Now, Liuwa Plain National Park is home to a healthy pride of lions, along with leopards, cheetahs, hyenas and zebras. It’s also home to the continent’s second-largest wildebeest migration. 



East of Liuwa, Kasanka National Park offers a wide range of activities for the solo adventurer and family alike.

You won’t be able to get up close and personal with herds of elephants, and it’s not the best place to spot a lion brushing past your vehicle as it looks for prey, but there’s still plenty to do and see.

As one of Zambia’s smallest parks, Kasanka National Park offers an intimacy that larger parks just can’t provide.

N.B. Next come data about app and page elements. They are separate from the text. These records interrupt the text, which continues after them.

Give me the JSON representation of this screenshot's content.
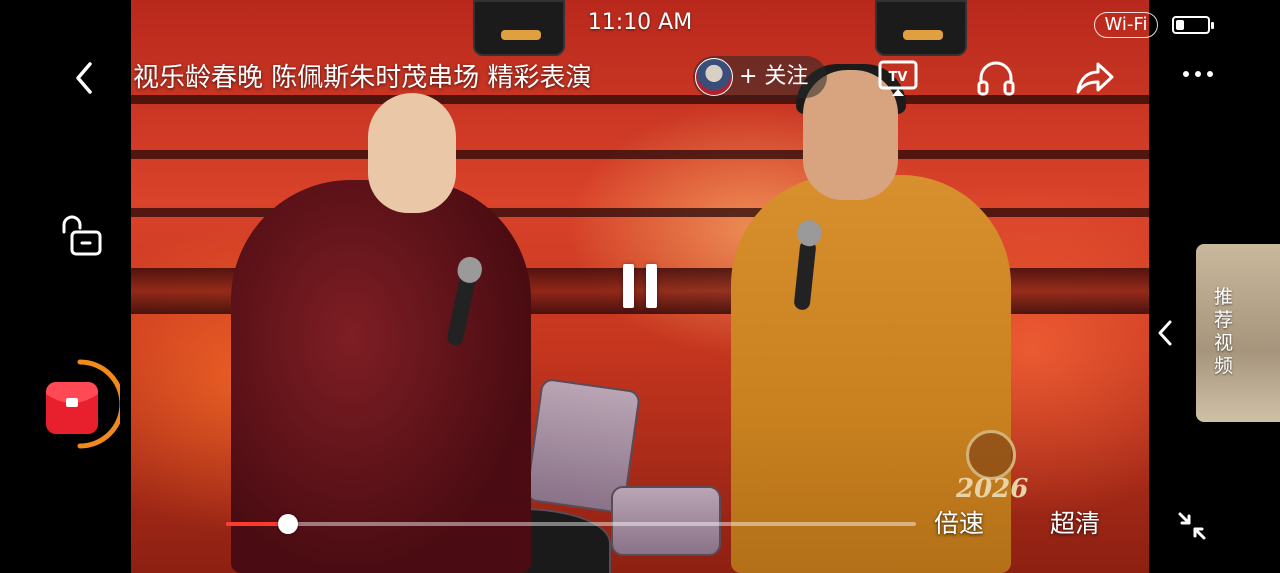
{
  "status_bar": {
    "time": "11:10 AM",
    "wifi": "Wi-Fi",
    "battery_level": 0.25
  },
  "header": {
    "title": "视乐龄春晚 陈佩斯朱时茂串场 精彩表演",
    "follow_label": "+ 关注",
    "icons": [
      "back-icon",
      "tv-cast-icon",
      "headphones-icon",
      "share-icon",
      "more-icon"
    ],
    "tv_label": "TV"
  },
  "side": {
    "lock_icon": "unlock-icon",
    "red_envelope_icon": "red-envelope-icon",
    "recommend_label": "推荐视频"
  },
  "video": {
    "watermark_year": "2026"
  },
  "controls": {
    "progress": 0.09,
    "speed_label": "倍速",
    "quality_label": "超清",
    "exit_fullscreen_icon": "exit-fullscreen-icon",
    "pause_icon": "pause-icon"
  },
  "colors": {
    "progress": "#ff3b30",
    "timer_ring": "#f08a1c",
    "red_envelope": "#e8202e"
  }
}
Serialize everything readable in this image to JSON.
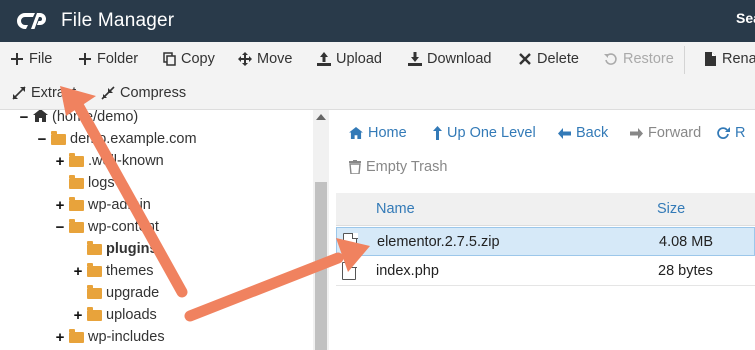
{
  "header": {
    "title": "File Manager",
    "search_partial": "Sea",
    "logo_icon": "cpanel-logo-icon"
  },
  "toolbar": {
    "row1": [
      {
        "id": "file",
        "label": "File",
        "icon": "plus-icon"
      },
      {
        "id": "folder",
        "label": "Folder",
        "icon": "plus-icon"
      },
      {
        "id": "copy",
        "label": "Copy",
        "icon": "copy-icon"
      },
      {
        "id": "move",
        "label": "Move",
        "icon": "move-icon"
      },
      {
        "id": "upload",
        "label": "Upload",
        "icon": "upload-icon"
      },
      {
        "id": "download",
        "label": "Download",
        "icon": "download-icon"
      },
      {
        "id": "delete",
        "label": "Delete",
        "icon": "close-icon"
      },
      {
        "id": "restore",
        "label": "Restore",
        "icon": "restore-icon",
        "disabled": true
      },
      {
        "id": "rename",
        "label": "Renar",
        "icon": "file-icon"
      }
    ],
    "row2": [
      {
        "id": "extract",
        "label": "Extract",
        "icon": "expand-icon"
      },
      {
        "id": "compress",
        "label": "Compress",
        "icon": "compress-icon"
      }
    ]
  },
  "tree": {
    "nodes": [
      {
        "label": "(home/demo)",
        "toggle": "−",
        "type": "home"
      },
      {
        "label": "demo.example.com",
        "toggle": "−",
        "type": "folder-open"
      },
      {
        "label": ".well-known",
        "toggle": "+",
        "type": "folder"
      },
      {
        "label": "logs",
        "toggle": "",
        "type": "folder"
      },
      {
        "label": "wp-admin",
        "toggle": "+",
        "type": "folder"
      },
      {
        "label": "wp-content",
        "toggle": "−",
        "type": "folder-open"
      },
      {
        "label": "plugins",
        "toggle": "",
        "type": "folder",
        "bold": true
      },
      {
        "label": "themes",
        "toggle": "+",
        "type": "folder"
      },
      {
        "label": "upgrade",
        "toggle": "",
        "type": "folder"
      },
      {
        "label": "uploads",
        "toggle": "+",
        "type": "folder"
      },
      {
        "label": "wp-includes",
        "toggle": "+",
        "type": "folder"
      }
    ]
  },
  "nav": {
    "home": "Home",
    "up_one_level": "Up One Level",
    "back": "Back",
    "forward": "Forward",
    "reload_partial": "R",
    "empty_trash": "Empty Trash"
  },
  "table": {
    "columns": {
      "name": "Name",
      "size": "Size"
    },
    "rows": [
      {
        "name": "elementor.2.7.5.zip",
        "size": "4.08 MB",
        "selected": true,
        "icon": "zip-file-icon"
      },
      {
        "name": "index.php",
        "size": "28 bytes",
        "selected": false,
        "icon": "code-file-icon"
      }
    ]
  },
  "colors": {
    "header_bg": "#293a4a",
    "link": "#337ab7",
    "folder": "#e8a33b",
    "selected_row": "#d6e9f8",
    "annotation_arrow": "#f0825f"
  }
}
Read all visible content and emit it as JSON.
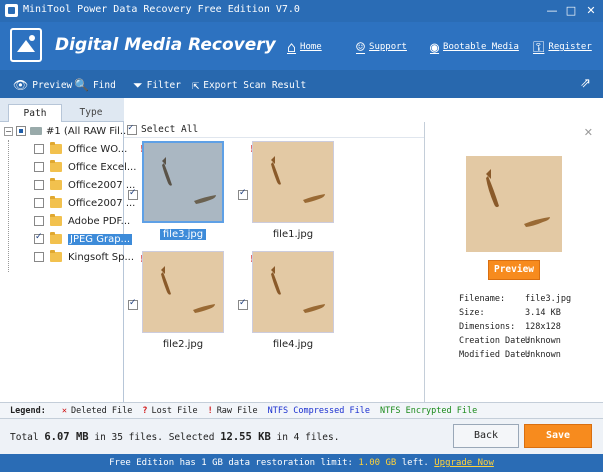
{
  "window": {
    "title": "MiniTool Power Data Recovery Free Edition V7.0",
    "minimize": "—",
    "maximize": "□",
    "close": "✕"
  },
  "header": {
    "product": "Digital Media Recovery",
    "links": [
      {
        "label": "Home",
        "icon": "home-icon"
      },
      {
        "label": "Support",
        "icon": "support-icon"
      },
      {
        "label": "Bootable Media",
        "icon": "disc-icon"
      },
      {
        "label": "Register",
        "icon": "key-icon"
      }
    ]
  },
  "toolbar": {
    "preview": "Preview",
    "find": "Find",
    "filter": "Filter",
    "export": "Export Scan Result"
  },
  "tabs": {
    "path": "Path",
    "type": "Type"
  },
  "tree": {
    "root": "#1 (All RAW Fil...",
    "items": [
      {
        "label": "Office WO...",
        "checked": false
      },
      {
        "label": "Office Excel...",
        "checked": false
      },
      {
        "label": "Office2007 ...",
        "checked": false
      },
      {
        "label": "Office2007 ...",
        "checked": false
      },
      {
        "label": "Adobe PDF...",
        "checked": false
      },
      {
        "label": "JPEG Grap...",
        "checked": true
      },
      {
        "label": "Kingsoft Sp...",
        "checked": false
      }
    ]
  },
  "files": {
    "select_all": "Select All",
    "items": [
      {
        "name": "file3.jpg",
        "selected": true
      },
      {
        "name": "file1.jpg",
        "selected": false
      },
      {
        "name": "file2.jpg",
        "selected": false
      },
      {
        "name": "file4.jpg",
        "selected": false
      }
    ]
  },
  "preview": {
    "button": "Preview",
    "close": "✕",
    "details": [
      {
        "key": "Filename:",
        "value": "file3.jpg"
      },
      {
        "key": "Size:",
        "value": "3.14 KB"
      },
      {
        "key": "Dimensions:",
        "value": "128x128"
      },
      {
        "key": "Creation Date:",
        "value": "Unknown"
      },
      {
        "key": "Modified Date:",
        "value": "Unknown"
      }
    ]
  },
  "legend": {
    "title": "Legend:",
    "deleted": "Deleted File",
    "lost": "Lost File",
    "raw": "Raw File",
    "ntfs_compressed": "NTFS Compressed File",
    "ntfs_encrypted": "NTFS Encrypted File",
    "colors": {
      "deleted": "#d01010",
      "lost": "#d01010",
      "raw": "#d01010",
      "compressed": "#1a2fd0",
      "encrypted": "#1a8a1a"
    }
  },
  "footer": {
    "total_prefix": "Total",
    "total_size": "6.07 MB",
    "total_mid": "in 35 files. Selected",
    "selected_size": "12.55 KB",
    "selected_suffix": "in 4 files.",
    "back": "Back",
    "save": "Save"
  },
  "status": {
    "prefix": "Free Edition has 1 GB data restoration limit:",
    "remaining": "1.00 GB",
    "suffix": "left.",
    "upgrade": "Upgrade Now"
  },
  "colors": {
    "accent": "#2d72c0",
    "orange": "#f78b1e",
    "selection": "#3d8bd9"
  }
}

You’ll feel as though it’s just you and the vast landscape, which ranges from miombo woodlands and swamp forest to grasslands and floodplains.

Aside from witnessing the bat migration, which is a sight everyone should behold at least once, you’ll also see hippo venturing out from the waters of the Luwombwa River as well as the swamp-dwelling sitatunga, the rare blue monkey and over 300 species of birds. It’s also well worth a trip to the David Livingstone memorial.



Think of Africa and few would forget to mention Lake Tanganyika, the world’s longest freshwater lake. Nestled among lush tropical vegetation opening onto its own exclusive beach, Ndole Bay Lodge offers visitors a singular African experience on the shores of a unique lake.

Long-time residents of the lake include Nile crocodiles and plenty of fish, so if your idea of relaxation is sitting on the shores and catching fish, you’ll be in your element. Common species caught include Tanganyika perch, lake salmon, yellowbelly, tigerfish, bream and more, and if you’re lucky, you may catch the rare golden perch and the giant goliath tiger. Every year in March, the Zambia National Fishing Competition is held, attracting 100s of fishermen from throughout Africa. It’s the most prestigious fishing competition in Zambia, so if you venture to Lake Tanganyika during the six days of the competition, you might be able to pick up some tips from the pros.